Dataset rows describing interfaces
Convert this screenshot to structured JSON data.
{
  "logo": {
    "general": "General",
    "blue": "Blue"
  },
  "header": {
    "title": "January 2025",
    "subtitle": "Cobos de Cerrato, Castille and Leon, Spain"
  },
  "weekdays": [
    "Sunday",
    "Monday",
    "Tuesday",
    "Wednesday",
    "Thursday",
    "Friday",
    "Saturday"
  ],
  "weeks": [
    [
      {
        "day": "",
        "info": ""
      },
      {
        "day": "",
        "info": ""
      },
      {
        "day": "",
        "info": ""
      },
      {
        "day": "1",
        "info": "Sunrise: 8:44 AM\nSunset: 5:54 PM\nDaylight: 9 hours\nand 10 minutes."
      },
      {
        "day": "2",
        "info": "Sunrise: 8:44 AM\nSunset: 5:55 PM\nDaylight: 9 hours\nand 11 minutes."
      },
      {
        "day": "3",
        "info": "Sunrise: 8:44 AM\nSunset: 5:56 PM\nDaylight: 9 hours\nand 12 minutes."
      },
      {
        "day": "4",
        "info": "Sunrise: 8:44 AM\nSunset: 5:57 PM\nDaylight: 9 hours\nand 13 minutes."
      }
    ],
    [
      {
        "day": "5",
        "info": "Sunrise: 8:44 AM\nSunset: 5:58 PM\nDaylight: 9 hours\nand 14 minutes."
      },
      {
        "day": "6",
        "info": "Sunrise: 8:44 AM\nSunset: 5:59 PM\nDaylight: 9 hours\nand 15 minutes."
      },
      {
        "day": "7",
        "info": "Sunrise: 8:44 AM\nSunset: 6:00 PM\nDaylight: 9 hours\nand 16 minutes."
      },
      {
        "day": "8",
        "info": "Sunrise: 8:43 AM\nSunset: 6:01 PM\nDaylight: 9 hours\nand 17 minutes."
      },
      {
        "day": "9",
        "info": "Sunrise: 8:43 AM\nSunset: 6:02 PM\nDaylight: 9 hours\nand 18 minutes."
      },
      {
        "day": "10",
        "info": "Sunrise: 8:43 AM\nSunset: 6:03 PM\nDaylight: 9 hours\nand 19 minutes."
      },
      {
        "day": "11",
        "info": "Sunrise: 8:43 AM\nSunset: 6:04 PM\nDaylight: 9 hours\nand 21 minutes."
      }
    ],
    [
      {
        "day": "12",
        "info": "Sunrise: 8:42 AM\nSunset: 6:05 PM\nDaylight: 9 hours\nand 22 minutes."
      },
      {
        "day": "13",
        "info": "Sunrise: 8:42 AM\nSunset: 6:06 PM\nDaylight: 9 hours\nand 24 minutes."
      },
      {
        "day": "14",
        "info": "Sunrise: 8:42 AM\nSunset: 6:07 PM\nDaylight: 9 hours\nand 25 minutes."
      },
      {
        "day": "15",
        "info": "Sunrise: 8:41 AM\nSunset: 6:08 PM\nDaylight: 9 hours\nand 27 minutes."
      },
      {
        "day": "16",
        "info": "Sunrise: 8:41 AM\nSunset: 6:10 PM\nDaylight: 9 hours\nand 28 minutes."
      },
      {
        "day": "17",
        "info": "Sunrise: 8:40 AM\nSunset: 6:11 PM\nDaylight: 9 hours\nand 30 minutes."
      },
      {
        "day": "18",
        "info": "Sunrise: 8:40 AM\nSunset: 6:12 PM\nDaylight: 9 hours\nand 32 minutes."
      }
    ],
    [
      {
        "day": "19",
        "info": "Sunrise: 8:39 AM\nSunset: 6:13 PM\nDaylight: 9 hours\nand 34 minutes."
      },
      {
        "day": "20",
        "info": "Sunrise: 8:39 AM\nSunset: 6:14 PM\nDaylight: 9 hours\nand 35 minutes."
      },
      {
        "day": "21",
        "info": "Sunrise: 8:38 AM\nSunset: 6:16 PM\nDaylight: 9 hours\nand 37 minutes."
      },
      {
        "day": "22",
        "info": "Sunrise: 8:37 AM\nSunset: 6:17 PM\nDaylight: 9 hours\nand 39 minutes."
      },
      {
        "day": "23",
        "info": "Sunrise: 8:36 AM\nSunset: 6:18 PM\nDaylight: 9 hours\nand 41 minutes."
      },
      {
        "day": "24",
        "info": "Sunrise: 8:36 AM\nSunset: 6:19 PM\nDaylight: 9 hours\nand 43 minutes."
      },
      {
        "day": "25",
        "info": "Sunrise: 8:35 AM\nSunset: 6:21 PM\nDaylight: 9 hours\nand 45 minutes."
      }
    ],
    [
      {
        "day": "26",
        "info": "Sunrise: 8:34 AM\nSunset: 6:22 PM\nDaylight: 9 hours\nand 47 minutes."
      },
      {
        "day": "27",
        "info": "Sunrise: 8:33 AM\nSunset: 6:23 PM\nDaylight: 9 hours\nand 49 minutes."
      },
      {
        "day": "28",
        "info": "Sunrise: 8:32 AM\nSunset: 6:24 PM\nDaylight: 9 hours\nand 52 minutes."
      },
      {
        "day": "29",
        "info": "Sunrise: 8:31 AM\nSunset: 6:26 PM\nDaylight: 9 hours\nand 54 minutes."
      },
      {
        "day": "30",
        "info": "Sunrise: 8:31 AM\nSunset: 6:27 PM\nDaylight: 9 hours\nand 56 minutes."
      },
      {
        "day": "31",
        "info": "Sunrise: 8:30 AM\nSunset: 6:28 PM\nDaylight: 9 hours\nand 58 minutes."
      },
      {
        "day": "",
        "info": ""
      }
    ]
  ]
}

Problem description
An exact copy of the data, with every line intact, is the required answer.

Output below
Convert this screenshot to structured JSON data.
{
  "logo": {
    "general": "General",
    "blue": "Blue"
  },
  "header": {
    "title": "January 2025",
    "subtitle": "Cobos de Cerrato, Castille and Leon, Spain"
  },
  "weekdays": [
    "Sunday",
    "Monday",
    "Tuesday",
    "Wednesday",
    "Thursday",
    "Friday",
    "Saturday"
  ],
  "weeks": [
    [
      {
        "day": "",
        "info": ""
      },
      {
        "day": "",
        "info": ""
      },
      {
        "day": "",
        "info": ""
      },
      {
        "day": "1",
        "info": "Sunrise: 8:44 AM\nSunset: 5:54 PM\nDaylight: 9 hours\nand 10 minutes."
      },
      {
        "day": "2",
        "info": "Sunrise: 8:44 AM\nSunset: 5:55 PM\nDaylight: 9 hours\nand 11 minutes."
      },
      {
        "day": "3",
        "info": "Sunrise: 8:44 AM\nSunset: 5:56 PM\nDaylight: 9 hours\nand 12 minutes."
      },
      {
        "day": "4",
        "info": "Sunrise: 8:44 AM\nSunset: 5:57 PM\nDaylight: 9 hours\nand 13 minutes."
      }
    ],
    [
      {
        "day": "5",
        "info": "Sunrise: 8:44 AM\nSunset: 5:58 PM\nDaylight: 9 hours\nand 14 minutes."
      },
      {
        "day": "6",
        "info": "Sunrise: 8:44 AM\nSunset: 5:59 PM\nDaylight: 9 hours\nand 15 minutes."
      },
      {
        "day": "7",
        "info": "Sunrise: 8:44 AM\nSunset: 6:00 PM\nDaylight: 9 hours\nand 16 minutes."
      },
      {
        "day": "8",
        "info": "Sunrise: 8:43 AM\nSunset: 6:01 PM\nDaylight: 9 hours\nand 17 minutes."
      },
      {
        "day": "9",
        "info": "Sunrise: 8:43 AM\nSunset: 6:02 PM\nDaylight: 9 hours\nand 18 minutes."
      },
      {
        "day": "10",
        "info": "Sunrise: 8:43 AM\nSunset: 6:03 PM\nDaylight: 9 hours\nand 19 minutes."
      },
      {
        "day": "11",
        "info": "Sunrise: 8:43 AM\nSunset: 6:04 PM\nDaylight: 9 hours\nand 21 minutes."
      }
    ],
    [
      {
        "day": "12",
        "info": "Sunrise: 8:42 AM\nSunset: 6:05 PM\nDaylight: 9 hours\nand 22 minutes."
      },
      {
        "day": "13",
        "info": "Sunrise: 8:42 AM\nSunset: 6:06 PM\nDaylight: 9 hours\nand 24 minutes."
      },
      {
        "day": "14",
        "info": "Sunrise: 8:42 AM\nSunset: 6:07 PM\nDaylight: 9 hours\nand 25 minutes."
      },
      {
        "day": "15",
        "info": "Sunrise: 8:41 AM\nSunset: 6:08 PM\nDaylight: 9 hours\nand 27 minutes."
      },
      {
        "day": "16",
        "info": "Sunrise: 8:41 AM\nSunset: 6:10 PM\nDaylight: 9 hours\nand 28 minutes."
      },
      {
        "day": "17",
        "info": "Sunrise: 8:40 AM\nSunset: 6:11 PM\nDaylight: 9 hours\nand 30 minutes."
      },
      {
        "day": "18",
        "info": "Sunrise: 8:40 AM\nSunset: 6:12 PM\nDaylight: 9 hours\nand 32 minutes."
      }
    ],
    [
      {
        "day": "19",
        "info": "Sunrise: 8:39 AM\nSunset: 6:13 PM\nDaylight: 9 hours\nand 34 minutes."
      },
      {
        "day": "20",
        "info": "Sunrise: 8:39 AM\nSunset: 6:14 PM\nDaylight: 9 hours\nand 35 minutes."
      },
      {
        "day": "21",
        "info": "Sunrise: 8:38 AM\nSunset: 6:16 PM\nDaylight: 9 hours\nand 37 minutes."
      },
      {
        "day": "22",
        "info": "Sunrise: 8:37 AM\nSunset: 6:17 PM\nDaylight: 9 hours\nand 39 minutes."
      },
      {
        "day": "23",
        "info": "Sunrise: 8:36 AM\nSunset: 6:18 PM\nDaylight: 9 hours\nand 41 minutes."
      },
      {
        "day": "24",
        "info": "Sunrise: 8:36 AM\nSunset: 6:19 PM\nDaylight: 9 hours\nand 43 minutes."
      },
      {
        "day": "25",
        "info": "Sunrise: 8:35 AM\nSunset: 6:21 PM\nDaylight: 9 hours\nand 45 minutes."
      }
    ],
    [
      {
        "day": "26",
        "info": "Sunrise: 8:34 AM\nSunset: 6:22 PM\nDaylight: 9 hours\nand 47 minutes."
      },
      {
        "day": "27",
        "info": "Sunrise: 8:33 AM\nSunset: 6:23 PM\nDaylight: 9 hours\nand 49 minutes."
      },
      {
        "day": "28",
        "info": "Sunrise: 8:32 AM\nSunset: 6:24 PM\nDaylight: 9 hours\nand 52 minutes."
      },
      {
        "day": "29",
        "info": "Sunrise: 8:31 AM\nSunset: 6:26 PM\nDaylight: 9 hours\nand 54 minutes."
      },
      {
        "day": "30",
        "info": "Sunrise: 8:31 AM\nSunset: 6:27 PM\nDaylight: 9 hours\nand 56 minutes."
      },
      {
        "day": "31",
        "info": "Sunrise: 8:30 AM\nSunset: 6:28 PM\nDaylight: 9 hours\nand 58 minutes."
      },
      {
        "day": "",
        "info": ""
      }
    ]
  ]
}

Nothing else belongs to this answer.